══ DATA LISTING ══
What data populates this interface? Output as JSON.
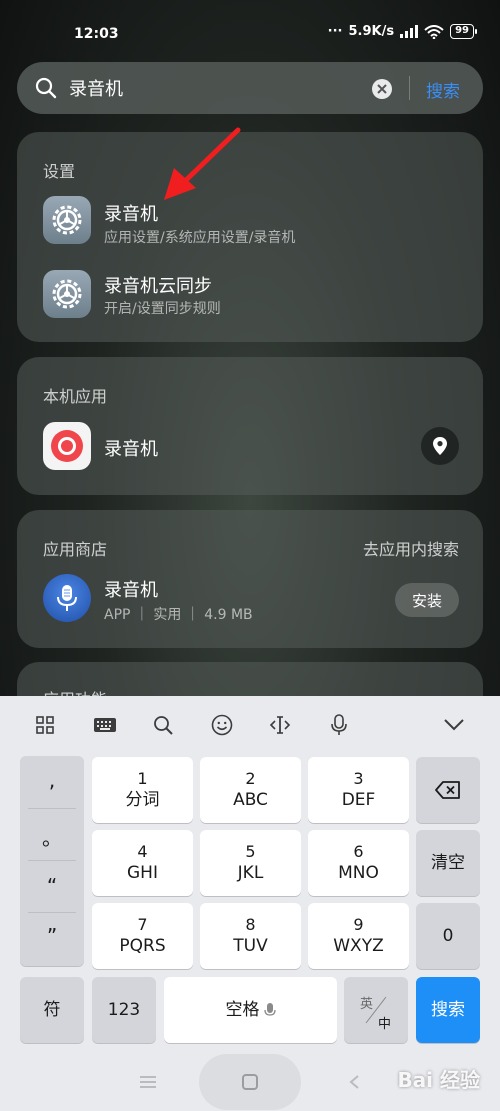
{
  "status": {
    "time": "12:03",
    "speed": "5.9K/s",
    "battery": "99"
  },
  "search": {
    "query": "录音机",
    "button": "搜索"
  },
  "settings_section": {
    "title": "设置",
    "items": [
      {
        "title": "录音机",
        "subtitle": "应用设置/系统应用设置/录音机"
      },
      {
        "title": "录音机云同步",
        "subtitle": "开启/设置同步规则"
      }
    ]
  },
  "local_section": {
    "title": "本机应用",
    "item": {
      "title": "录音机"
    }
  },
  "store_section": {
    "title": "应用商店",
    "link": "去应用内搜索",
    "item": {
      "title": "录音机",
      "meta": "APP ｜ 实用 ｜ 4.9 MB",
      "install": "安装"
    }
  },
  "next_section": {
    "title": "应用功能"
  },
  "keyboard": {
    "punct": [
      ",",
      "。",
      "“",
      "”"
    ],
    "keys": [
      {
        "num": "1",
        "letters": "分词"
      },
      {
        "num": "2",
        "letters": "ABC"
      },
      {
        "num": "3",
        "letters": "DEF"
      },
      {
        "num": "4",
        "letters": "GHI"
      },
      {
        "num": "5",
        "letters": "JKL"
      },
      {
        "num": "6",
        "letters": "MNO"
      },
      {
        "num": "7",
        "letters": "PQRS"
      },
      {
        "num": "8",
        "letters": "TUV"
      },
      {
        "num": "9",
        "letters": "WXYZ"
      }
    ],
    "clear": "清空",
    "zero": "0",
    "symbol": "符",
    "num123": "123",
    "space": "空格",
    "lang_top": "英",
    "lang_bottom": "中",
    "search": "搜索"
  },
  "watermark": "Bai 经验",
  "colors": {
    "accent": "#3a8ef6",
    "record_red": "#f0454a",
    "search_key": "#1e8ff6"
  }
}
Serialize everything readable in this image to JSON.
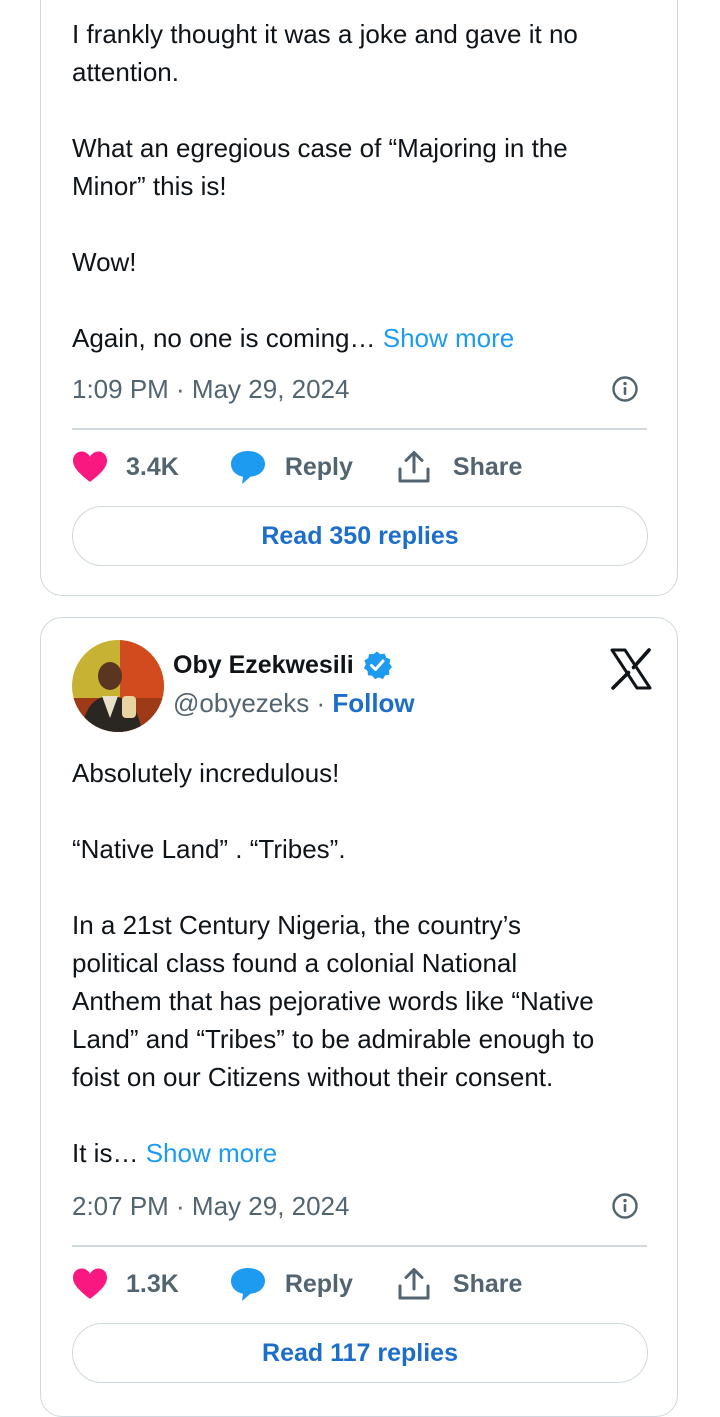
{
  "tweet1": {
    "paragraphs": [
      "I frankly thought it was a joke and gave it no\nattention.",
      "What an egregious case of “Majoring in the\nMinor” this is!",
      "Wow!"
    ],
    "last_line": "Again, no one is coming…",
    "show_more": "Show more",
    "timestamp": "1:09 PM · May 29, 2024",
    "likes": "3.4K",
    "reply_label": "Reply",
    "share_label": "Share",
    "read_replies": "Read 350 replies"
  },
  "tweet2": {
    "author_name": "Oby Ezekwesili",
    "handle": "@obyezeks",
    "separator": " · ",
    "follow_label": "Follow",
    "paragraphs": [
      "Absolutely incredulous!",
      "“Native Land” . “Tribes”.",
      "In a 21st Century Nigeria, the country’s\npolitical class found a colonial National\nAnthem that has pejorative words like “Native\nLand” and “Tribes” to be admirable enough to\nfoist on our Citizens without their consent."
    ],
    "last_line": "It is…",
    "show_more": "Show more",
    "timestamp": "2:07 PM · May 29, 2024",
    "likes": "1.3K",
    "reply_label": "Reply",
    "share_label": "Share",
    "read_replies": "Read 117 replies"
  },
  "colors": {
    "like": "#f91880",
    "reply": "#1d9bf0",
    "link": "#1d9bf0",
    "button_text": "#1d6ec9",
    "verified": "#1d9bf0",
    "muted": "#536471",
    "border": "#cfd9de"
  },
  "icons": [
    "heart-icon",
    "speech-bubble-icon",
    "share-icon",
    "info-icon",
    "verified-badge-icon",
    "x-logo-icon"
  ]
}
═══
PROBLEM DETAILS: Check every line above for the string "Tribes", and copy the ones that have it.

WRITTEN SOLUTION:
      "“Native Land” . “Tribes”.",
      "In a 21st Century Nigeria, the country’s\npolitical class found a colonial National\nAnthem that has pejorative words like “Native\nLand” and “Tribes” to be admirable enough to\nfoist on our Citizens without their consent."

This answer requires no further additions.